**Work item:** For each line below, write it out exactly as it appears.

[Data records for software interfaces]
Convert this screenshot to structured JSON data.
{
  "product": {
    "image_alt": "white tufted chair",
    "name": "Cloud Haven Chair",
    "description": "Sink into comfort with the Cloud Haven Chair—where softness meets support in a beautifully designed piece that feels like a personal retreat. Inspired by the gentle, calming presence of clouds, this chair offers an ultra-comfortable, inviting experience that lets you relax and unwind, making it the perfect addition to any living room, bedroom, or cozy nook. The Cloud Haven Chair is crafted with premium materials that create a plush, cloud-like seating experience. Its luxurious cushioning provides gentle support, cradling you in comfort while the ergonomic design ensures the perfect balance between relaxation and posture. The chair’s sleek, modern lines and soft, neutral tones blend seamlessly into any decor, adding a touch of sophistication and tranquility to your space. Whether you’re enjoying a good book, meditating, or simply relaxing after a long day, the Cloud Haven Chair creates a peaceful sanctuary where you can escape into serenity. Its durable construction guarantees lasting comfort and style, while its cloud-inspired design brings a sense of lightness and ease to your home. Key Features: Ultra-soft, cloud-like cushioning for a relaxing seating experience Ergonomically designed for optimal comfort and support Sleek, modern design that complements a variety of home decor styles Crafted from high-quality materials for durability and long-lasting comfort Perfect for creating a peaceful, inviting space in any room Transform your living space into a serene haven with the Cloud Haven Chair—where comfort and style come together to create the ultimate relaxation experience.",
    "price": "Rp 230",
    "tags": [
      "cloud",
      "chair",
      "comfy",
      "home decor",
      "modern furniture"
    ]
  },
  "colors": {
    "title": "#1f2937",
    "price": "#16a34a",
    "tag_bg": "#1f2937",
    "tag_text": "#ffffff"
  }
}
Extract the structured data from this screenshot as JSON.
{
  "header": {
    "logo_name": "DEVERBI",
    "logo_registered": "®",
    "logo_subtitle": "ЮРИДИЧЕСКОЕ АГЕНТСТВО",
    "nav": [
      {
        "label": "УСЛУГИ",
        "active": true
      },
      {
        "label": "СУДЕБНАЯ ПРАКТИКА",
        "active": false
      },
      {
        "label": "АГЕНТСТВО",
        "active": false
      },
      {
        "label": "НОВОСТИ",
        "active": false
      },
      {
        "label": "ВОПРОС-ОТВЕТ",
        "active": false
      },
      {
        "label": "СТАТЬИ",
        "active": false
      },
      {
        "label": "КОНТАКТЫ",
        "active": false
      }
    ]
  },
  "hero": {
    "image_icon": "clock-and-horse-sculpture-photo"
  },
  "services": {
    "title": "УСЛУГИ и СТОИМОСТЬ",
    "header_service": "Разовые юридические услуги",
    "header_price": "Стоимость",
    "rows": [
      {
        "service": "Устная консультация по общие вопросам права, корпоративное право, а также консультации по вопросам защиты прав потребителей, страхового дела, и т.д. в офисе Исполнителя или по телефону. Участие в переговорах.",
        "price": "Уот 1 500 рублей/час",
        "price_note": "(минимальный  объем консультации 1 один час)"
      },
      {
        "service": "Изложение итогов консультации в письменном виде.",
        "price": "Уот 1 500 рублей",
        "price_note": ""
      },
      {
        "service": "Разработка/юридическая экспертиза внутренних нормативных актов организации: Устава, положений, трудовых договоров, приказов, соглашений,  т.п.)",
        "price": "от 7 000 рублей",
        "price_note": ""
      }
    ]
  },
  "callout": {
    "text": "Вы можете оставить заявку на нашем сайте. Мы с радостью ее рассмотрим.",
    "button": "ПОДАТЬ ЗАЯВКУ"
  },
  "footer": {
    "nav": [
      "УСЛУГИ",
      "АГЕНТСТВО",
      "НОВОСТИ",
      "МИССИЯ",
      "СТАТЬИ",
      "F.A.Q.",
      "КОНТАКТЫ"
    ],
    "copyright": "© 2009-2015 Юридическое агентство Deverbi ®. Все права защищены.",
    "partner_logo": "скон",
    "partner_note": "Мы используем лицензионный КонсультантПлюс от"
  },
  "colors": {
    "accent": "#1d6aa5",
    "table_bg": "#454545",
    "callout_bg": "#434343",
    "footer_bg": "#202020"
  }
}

**Answer section:**
Convert this screenshot to structured JSON data.
{
  "product": {
    "image_alt": "white tufted chair",
    "name": "Cloud Haven Chair",
    "description": "Sink into comfort with the Cloud Haven Chair—where softness meets support in a beautifully designed piece that feels like a personal retreat. Inspired by the gentle, calming presence of clouds, this chair offers an ultra-comfortable, inviting experience that lets you relax and unwind, making it the perfect addition to any living room, bedroom, or cozy nook. The Cloud Haven Chair is crafted with premium materials that create a plush, cloud-like seating experience. Its luxurious cushioning provides gentle support, cradling you in comfort while the ergonomic design ensures the perfect balance between relaxation and posture. The chair’s sleek, modern lines and soft, neutral tones blend seamlessly into any decor, adding a touch of sophistication and tranquility to your space. Whether you’re enjoying a good book, meditating, or simply relaxing after a long day, the Cloud Haven Chair creates a peaceful sanctuary where you can escape into serenity. Its durable construction guarantees lasting comfort and style, while its cloud-inspired design brings a sense of lightness and ease to your home. Key Features: Ultra-soft, cloud-like cushioning for a relaxing seating experience Ergonomically designed for optimal comfort and support Sleek, modern design that complements a variety of home decor styles Crafted from high-quality materials for durability and long-lasting comfort Perfect for creating a peaceful, inviting space in any room Transform your living space into a serene haven with the Cloud Haven Chair—where comfort and style come together to create the ultimate relaxation experience.",
    "price": "Rp 230",
    "tags": [
      "cloud",
      "chair",
      "comfy",
      "home decor",
      "modern furniture"
    ]
  },
  "colors": {
    "title": "#1f2937",
    "price": "#16a34a",
    "tag_bg": "#1f2937",
    "tag_text": "#ffffff"
  }
}
Extract the structured data from this screenshot as JSON.
{
  "header": {
    "logo_name": "DEVERBI",
    "logo_registered": "®",
    "logo_subtitle": "ЮРИДИЧЕСКОЕ АГЕНТСТВО",
    "nav": [
      {
        "label": "УСЛУГИ",
        "active": true
      },
      {
        "label": "СУДЕБНАЯ ПРАКТИКА",
        "active": false
      },
      {
        "label": "АГЕНТСТВО",
        "active": false
      },
      {
        "label": "НОВОСТИ",
        "active": false
      },
      {
        "label": "ВОПРОС-ОТВЕТ",
        "active": false
      },
      {
        "label": "СТАТЬИ",
        "active": false
      },
      {
        "label": "КОНТАКТЫ",
        "active": false
      }
    ]
  },
  "hero": {
    "image_icon": "clock-and-horse-sculpture-photo"
  },
  "services": {
    "title": "УСЛУГИ и СТОИМОСТЬ",
    "header_service": "Разовые юридические услуги",
    "header_price": "Стоимость",
    "rows": [
      {
        "service": "Устная консультация по общие вопросам права, корпоративное право, а также консультации по вопросам защиты прав потребителей, страхового дела, и т.д. в офисе Исполнителя или по телефону. Участие в переговорах.",
        "price": "Уот 1 500 рублей/час",
        "price_note": "(минимальный  объем консультации 1 один час)"
      },
      {
        "service": "Изложение итогов консультации в письменном виде.",
        "price": "Уот 1 500 рублей",
        "price_note": ""
      },
      {
        "service": "Разработка/юридическая экспертиза внутренних нормативных актов организации: Устава, положений, трудовых договоров, приказов, соглашений,  т.п.)",
        "price": "от 7 000 рублей",
        "price_note": ""
      }
    ]
  },
  "callout": {
    "text": "Вы можете оставить заявку на нашем сайте. Мы с радостью ее рассмотрим.",
    "button": "ПОДАТЬ ЗАЯВКУ"
  },
  "footer": {
    "nav": [
      "УСЛУГИ",
      "АГЕНТСТВО",
      "НОВОСТИ",
      "МИССИЯ",
      "СТАТЬИ",
      "F.A.Q.",
      "КОНТАКТЫ"
    ],
    "copyright": "© 2009-2015 Юридическое агентство Deverbi ®. Все права защищены.",
    "partner_logo": "скон",
    "partner_note": "Мы используем лицензионный КонсультантПлюс от"
  },
  "colors": {
    "accent": "#1d6aa5",
    "table_bg": "#454545",
    "callout_bg": "#434343",
    "footer_bg": "#202020"
  }
}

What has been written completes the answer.